* **DATA RECORDS**:
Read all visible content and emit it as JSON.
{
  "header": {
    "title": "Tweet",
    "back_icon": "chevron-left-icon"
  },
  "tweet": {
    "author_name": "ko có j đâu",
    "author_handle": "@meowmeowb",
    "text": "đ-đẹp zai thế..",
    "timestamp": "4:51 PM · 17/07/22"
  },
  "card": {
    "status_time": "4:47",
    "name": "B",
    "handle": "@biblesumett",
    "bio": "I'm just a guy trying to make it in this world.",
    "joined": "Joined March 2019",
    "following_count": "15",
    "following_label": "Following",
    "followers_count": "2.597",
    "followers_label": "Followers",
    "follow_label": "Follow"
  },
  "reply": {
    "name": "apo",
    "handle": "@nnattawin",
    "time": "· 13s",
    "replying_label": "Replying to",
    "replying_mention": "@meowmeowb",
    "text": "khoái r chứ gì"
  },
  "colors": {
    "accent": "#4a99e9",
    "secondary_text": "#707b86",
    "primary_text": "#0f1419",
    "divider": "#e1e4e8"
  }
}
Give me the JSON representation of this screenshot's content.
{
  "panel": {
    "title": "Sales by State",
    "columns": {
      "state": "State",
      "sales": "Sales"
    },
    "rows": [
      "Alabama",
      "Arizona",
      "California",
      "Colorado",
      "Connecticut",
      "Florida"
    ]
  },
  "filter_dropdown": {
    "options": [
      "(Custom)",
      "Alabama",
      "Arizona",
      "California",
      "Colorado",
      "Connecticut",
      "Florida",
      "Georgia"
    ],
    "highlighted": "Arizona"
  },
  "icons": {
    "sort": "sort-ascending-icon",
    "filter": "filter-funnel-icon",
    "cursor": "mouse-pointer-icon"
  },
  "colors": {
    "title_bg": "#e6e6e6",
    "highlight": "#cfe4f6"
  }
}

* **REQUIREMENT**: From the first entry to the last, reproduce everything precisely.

* **ANSWER TO THIS TASK**:
Read all visible content and emit it as JSON.
{
  "header": {
    "title": "Tweet",
    "back_icon": "chevron-left-icon"
  },
  "tweet": {
    "author_name": "ko có j đâu",
    "author_handle": "@meowmeowb",
    "text": "đ-đẹp zai thế..",
    "timestamp": "4:51 PM · 17/07/22"
  },
  "card": {
    "status_time": "4:47",
    "name": "B",
    "handle": "@biblesumett",
    "bio": "I'm just a guy trying to make it in this world.",
    "joined": "Joined March 2019",
    "following_count": "15",
    "following_label": "Following",
    "followers_count": "2.597",
    "followers_label": "Followers",
    "follow_label": "Follow"
  },
  "reply": {
    "name": "apo",
    "handle": "@nnattawin",
    "time": "· 13s",
    "replying_label": "Replying to",
    "replying_mention": "@meowmeowb",
    "text": "khoái r chứ gì"
  },
  "colors": {
    "accent": "#4a99e9",
    "secondary_text": "#707b86",
    "primary_text": "#0f1419",
    "divider": "#e1e4e8"
  }
}
Give me the JSON representation of this screenshot's content.
{
  "panel": {
    "title": "Sales by State",
    "columns": {
      "state": "State",
      "sales": "Sales"
    },
    "rows": [
      "Alabama",
      "Arizona",
      "California",
      "Colorado",
      "Connecticut",
      "Florida"
    ]
  },
  "filter_dropdown": {
    "options": [
      "(Custom)",
      "Alabama",
      "Arizona",
      "California",
      "Colorado",
      "Connecticut",
      "Florida",
      "Georgia"
    ],
    "highlighted": "Arizona"
  },
  "icons": {
    "sort": "sort-ascending-icon",
    "filter": "filter-funnel-icon",
    "cursor": "mouse-pointer-icon"
  },
  "colors": {
    "title_bg": "#e6e6e6",
    "highlight": "#cfe4f6"
  }
}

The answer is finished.